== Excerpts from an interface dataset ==
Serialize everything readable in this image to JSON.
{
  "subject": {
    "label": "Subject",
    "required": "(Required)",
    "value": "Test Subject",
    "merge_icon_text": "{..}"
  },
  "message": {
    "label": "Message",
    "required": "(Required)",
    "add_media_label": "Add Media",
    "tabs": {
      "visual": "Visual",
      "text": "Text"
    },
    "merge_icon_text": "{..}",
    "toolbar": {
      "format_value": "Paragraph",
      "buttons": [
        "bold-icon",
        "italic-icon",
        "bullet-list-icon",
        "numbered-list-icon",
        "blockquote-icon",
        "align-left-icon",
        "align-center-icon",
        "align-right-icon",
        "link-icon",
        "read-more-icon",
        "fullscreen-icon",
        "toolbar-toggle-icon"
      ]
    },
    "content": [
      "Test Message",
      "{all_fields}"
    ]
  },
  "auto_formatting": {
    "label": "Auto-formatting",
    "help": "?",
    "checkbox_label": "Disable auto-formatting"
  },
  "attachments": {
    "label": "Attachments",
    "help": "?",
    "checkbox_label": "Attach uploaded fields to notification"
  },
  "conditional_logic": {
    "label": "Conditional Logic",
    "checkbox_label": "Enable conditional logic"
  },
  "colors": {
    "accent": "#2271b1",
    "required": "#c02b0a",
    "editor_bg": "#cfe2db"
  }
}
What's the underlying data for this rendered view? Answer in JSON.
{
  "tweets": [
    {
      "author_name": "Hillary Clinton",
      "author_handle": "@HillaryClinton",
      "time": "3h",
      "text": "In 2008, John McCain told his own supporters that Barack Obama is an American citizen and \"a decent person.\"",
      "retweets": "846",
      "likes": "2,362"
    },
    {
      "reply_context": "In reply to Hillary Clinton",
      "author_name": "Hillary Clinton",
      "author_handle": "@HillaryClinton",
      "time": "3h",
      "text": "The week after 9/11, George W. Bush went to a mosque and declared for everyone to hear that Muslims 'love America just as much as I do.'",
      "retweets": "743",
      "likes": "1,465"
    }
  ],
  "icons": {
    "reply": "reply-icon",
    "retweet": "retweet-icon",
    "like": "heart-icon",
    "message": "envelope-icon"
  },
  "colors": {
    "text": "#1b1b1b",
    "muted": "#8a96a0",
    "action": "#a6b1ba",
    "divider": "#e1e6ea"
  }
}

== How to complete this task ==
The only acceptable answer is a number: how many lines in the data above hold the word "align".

== Output of the exercise ==
3